We were asked how many plates and answered four (Kalia and Rayna are at the hospital tonight).

There is only one dish on the menu, so no decision making necessary. We were brought grilled chicken, fried green plantains and cabbage slaw with lime and hot peppers in it. The chicken was the longest, skinniest leg you have seen with very little meat. I took the tiniest nibble and then gave it to Santos. Carrie gave hers to him as well. Patricia ate hers (I hope she doesn’t get sick). The four pieces of fried plantains and cabbage slaw were delicious. I also had a soda (my first since arriving in Haiti). It was even cold!

At 8pm the music started and about 8 people showed up to dance. Wonderful Carribean music and some amazing dancing going on. Talented dancers Cha Chaed and twirled. I tried to get Carrie, Patricia or Santos to dance with me, but they were too shy. I couldn’t stand missing this opportunity to dance to my favorite kind of music, so I got up and asked one of the best dancers if he would dance with me. Everyone was very surprised and there was much laughing at the white lady dancing cha cha with the Haitian. As soon as the song ended, I thanked him and sat down, when another Haitian asked me to dance. By the time the song was over there were many dancers on the floor and large crowd of about 30 people had gathered to watch, as many people from the street had been pulled in to see the show.

We grabbed our things and left laughing (I didn’t want to get asked to dance again as my feet were so tired after our five mile hike plus all the other walking we had done just to get from place to place).

We stopped by at 9:00pm to nurse my Haitian baby, then arrived home to the orphanage to find brother Mike had been fretting over our absence.

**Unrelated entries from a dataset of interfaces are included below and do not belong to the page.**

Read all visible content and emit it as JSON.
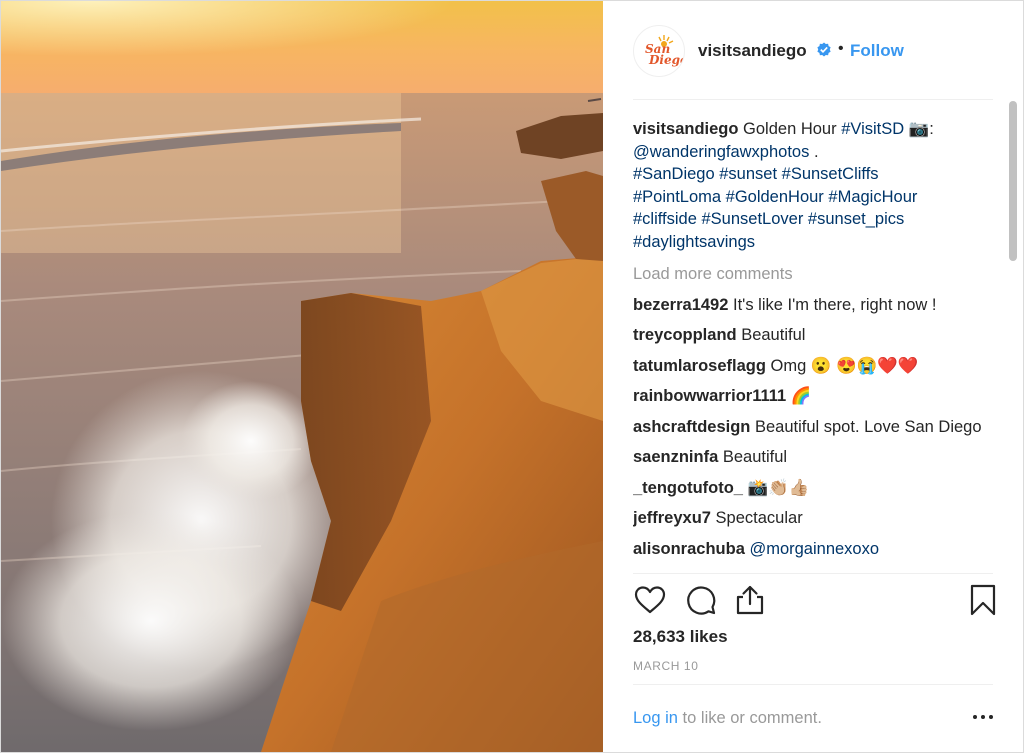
{
  "header": {
    "avatar_text_1": "San",
    "avatar_text_2": "Diego",
    "username": "visitsandiego",
    "dot": "•",
    "follow_label": "Follow"
  },
  "caption": {
    "user": "visitsandiego",
    "text_1": " Golden Hour ",
    "tag_1": "#VisitSD",
    "text_2": " 📷: ",
    "mention": "@wanderingfawxphotos",
    "text_3": " . ",
    "hashtags": [
      "#SanDiego",
      "#sunset",
      "#SunsetCliffs",
      "#PointLoma",
      "#GoldenHour",
      "#MagicHour",
      "#cliffside",
      "#SunsetLover",
      "#sunset_pics",
      "#daylightsavings"
    ]
  },
  "load_more": "Load more comments",
  "comments": [
    {
      "user": "bezerra1492",
      "text": " It's like I'm there, right now !"
    },
    {
      "user": "treycoppland",
      "text": " Beautiful"
    },
    {
      "user": "tatumlaroseflagg",
      "text": " Omg 😮 😍😭❤️❤️"
    },
    {
      "user": "rainbowwarrior1111",
      "text": " 🌈"
    },
    {
      "user": "ashcraftdesign",
      "text": " Beautiful spot. Love San Diego"
    },
    {
      "user": "saenzninfa",
      "text": " Beautiful"
    },
    {
      "user": "_tengotufoto_",
      "text": " 📸👏🏼👍🏼"
    },
    {
      "user": "jeffreyxu7",
      "text": " Spectacular"
    },
    {
      "user": "alisonrachuba",
      "text": " @morgainnexoxo"
    }
  ],
  "likes": "28,633 likes",
  "date": "MARCH 10",
  "footer": {
    "login_link": "Log in",
    "login_text": " to like or comment."
  },
  "icons": {
    "like": "heart-icon",
    "comment": "comment-bubble-icon",
    "share": "share-icon",
    "save": "bookmark-icon",
    "more": "ellipsis-icon",
    "verified": "verified-badge-icon"
  },
  "colors": {
    "link_blue": "#3897f0",
    "hashtag_blue": "#003569",
    "muted": "#999999"
  }
}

We apologized for worrying him. He said we are the first group to come that goes out at night to work the hospitals and that gets around so much. He said, “You are the most active group I have had.” We took that as a compliment. We love being out with the people and working at night. However, tonight we sleep for tomorrow we have to visit the village, Pan de Azul to do medical care on many people. I am told hundreds will show. Today was a very full and beautiful day. Our “vacation day” in Haiti."